Top of Available data

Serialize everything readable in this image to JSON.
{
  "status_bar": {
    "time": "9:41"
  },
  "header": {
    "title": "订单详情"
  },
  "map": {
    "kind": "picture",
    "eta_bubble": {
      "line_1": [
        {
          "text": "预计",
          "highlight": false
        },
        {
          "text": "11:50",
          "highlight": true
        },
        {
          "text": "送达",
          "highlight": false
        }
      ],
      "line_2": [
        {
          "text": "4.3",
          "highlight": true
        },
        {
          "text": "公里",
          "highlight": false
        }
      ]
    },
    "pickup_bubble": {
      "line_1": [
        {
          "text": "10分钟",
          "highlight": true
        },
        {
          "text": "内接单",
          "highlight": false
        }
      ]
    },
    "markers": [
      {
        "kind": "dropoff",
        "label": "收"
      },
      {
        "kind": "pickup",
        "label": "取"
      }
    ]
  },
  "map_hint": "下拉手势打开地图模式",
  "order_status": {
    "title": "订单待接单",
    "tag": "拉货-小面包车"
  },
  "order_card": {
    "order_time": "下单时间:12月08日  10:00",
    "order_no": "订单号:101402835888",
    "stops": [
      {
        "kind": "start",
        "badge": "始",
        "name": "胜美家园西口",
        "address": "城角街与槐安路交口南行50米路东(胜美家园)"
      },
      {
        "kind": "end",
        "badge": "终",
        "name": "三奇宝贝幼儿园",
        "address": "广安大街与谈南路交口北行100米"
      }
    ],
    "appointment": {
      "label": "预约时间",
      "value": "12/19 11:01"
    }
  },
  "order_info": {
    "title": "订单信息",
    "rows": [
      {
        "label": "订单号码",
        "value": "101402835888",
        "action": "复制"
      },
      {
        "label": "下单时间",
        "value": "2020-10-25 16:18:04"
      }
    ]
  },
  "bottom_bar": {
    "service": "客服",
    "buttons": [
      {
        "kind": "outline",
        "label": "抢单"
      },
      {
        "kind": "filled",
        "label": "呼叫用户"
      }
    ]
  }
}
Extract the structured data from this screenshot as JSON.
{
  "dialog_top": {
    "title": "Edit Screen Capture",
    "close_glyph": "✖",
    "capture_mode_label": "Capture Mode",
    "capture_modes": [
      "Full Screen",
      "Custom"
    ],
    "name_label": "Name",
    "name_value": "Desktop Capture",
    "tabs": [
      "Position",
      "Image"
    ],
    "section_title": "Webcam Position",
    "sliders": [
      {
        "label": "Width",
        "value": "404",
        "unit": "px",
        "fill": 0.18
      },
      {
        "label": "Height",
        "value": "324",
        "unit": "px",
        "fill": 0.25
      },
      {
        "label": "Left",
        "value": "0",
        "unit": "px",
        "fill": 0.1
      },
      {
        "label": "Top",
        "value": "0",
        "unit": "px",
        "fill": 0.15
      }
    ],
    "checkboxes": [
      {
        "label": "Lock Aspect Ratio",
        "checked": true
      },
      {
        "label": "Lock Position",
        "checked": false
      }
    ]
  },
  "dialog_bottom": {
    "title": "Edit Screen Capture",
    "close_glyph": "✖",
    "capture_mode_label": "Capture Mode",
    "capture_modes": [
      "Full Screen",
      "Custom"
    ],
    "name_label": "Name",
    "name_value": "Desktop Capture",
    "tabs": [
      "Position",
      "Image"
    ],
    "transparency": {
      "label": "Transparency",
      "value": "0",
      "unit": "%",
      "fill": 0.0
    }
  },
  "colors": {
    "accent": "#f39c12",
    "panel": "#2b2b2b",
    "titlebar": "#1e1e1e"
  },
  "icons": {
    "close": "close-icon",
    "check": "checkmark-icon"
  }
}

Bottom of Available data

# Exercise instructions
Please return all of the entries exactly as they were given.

# Reply to the task
Serialize everything readable in this image to JSON.
{
  "status_bar": {
    "time": "9:41"
  },
  "header": {
    "title": "订单详情"
  },
  "map": {
    "kind": "picture",
    "eta_bubble": {
      "line_1": [
        {
          "text": "预计",
          "highlight": false
        },
        {
          "text": "11:50",
          "highlight": true
        },
        {
          "text": "送达",
          "highlight": false
        }
      ],
      "line_2": [
        {
          "text": "4.3",
          "highlight": true
        },
        {
          "text": "公里",
          "highlight": false
        }
      ]
    },
    "pickup_bubble": {
      "line_1": [
        {
          "text": "10分钟",
          "highlight": true
        },
        {
          "text": "内接单",
          "highlight": false
        }
      ]
    },
    "markers": [
      {
        "kind": "dropoff",
        "label": "收"
      },
      {
        "kind": "pickup",
        "label": "取"
      }
    ]
  },
  "map_hint": "下拉手势打开地图模式",
  "order_status": {
    "title": "订单待接单",
    "tag": "拉货-小面包车"
  },
  "order_card": {
    "order_time": "下单时间:12月08日  10:00",
    "order_no": "订单号:101402835888",
    "stops": [
      {
        "kind": "start",
        "badge": "始",
        "name": "胜美家园西口",
        "address": "城角街与槐安路交口南行50米路东(胜美家园)"
      },
      {
        "kind": "end",
        "badge": "终",
        "name": "三奇宝贝幼儿园",
        "address": "广安大街与谈南路交口北行100米"
      }
    ],
    "appointment": {
      "label": "预约时间",
      "value": "12/19 11:01"
    }
  },
  "order_info": {
    "title": "订单信息",
    "rows": [
      {
        "label": "订单号码",
        "value": "101402835888",
        "action": "复制"
      },
      {
        "label": "下单时间",
        "value": "2020-10-25 16:18:04"
      }
    ]
  },
  "bottom_bar": {
    "service": "客服",
    "buttons": [
      {
        "kind": "outline",
        "label": "抢单"
      },
      {
        "kind": "filled",
        "label": "呼叫用户"
      }
    ]
  }
}
Extract the structured data from this screenshot as JSON.
{
  "dialog_top": {
    "title": "Edit Screen Capture",
    "close_glyph": "✖",
    "capture_mode_label": "Capture Mode",
    "capture_modes": [
      "Full Screen",
      "Custom"
    ],
    "name_label": "Name",
    "name_value": "Desktop Capture",
    "tabs": [
      "Position",
      "Image"
    ],
    "section_title": "Webcam Position",
    "sliders": [
      {
        "label": "Width",
        "value": "404",
        "unit": "px",
        "fill": 0.18
      },
      {
        "label": "Height",
        "value": "324",
        "unit": "px",
        "fill": 0.25
      },
      {
        "label": "Left",
        "value": "0",
        "unit": "px",
        "fill": 0.1
      },
      {
        "label": "Top",
        "value": "0",
        "unit": "px",
        "fill": 0.15
      }
    ],
    "checkboxes": [
      {
        "label": "Lock Aspect Ratio",
        "checked": true
      },
      {
        "label": "Lock Position",
        "checked": false
      }
    ]
  },
  "dialog_bottom": {
    "title": "Edit Screen Capture",
    "close_glyph": "✖",
    "capture_mode_label": "Capture Mode",
    "capture_modes": [
      "Full Screen",
      "Custom"
    ],
    "name_label": "Name",
    "name_value": "Desktop Capture",
    "tabs": [
      "Position",
      "Image"
    ],
    "transparency": {
      "label": "Transparency",
      "value": "0",
      "unit": "%",
      "fill": 0.0
    }
  },
  "colors": {
    "accent": "#f39c12",
    "panel": "#2b2b2b",
    "titlebar": "#1e1e1e"
  },
  "icons": {
    "close": "close-icon",
    "check": "checkmark-icon"
  }
}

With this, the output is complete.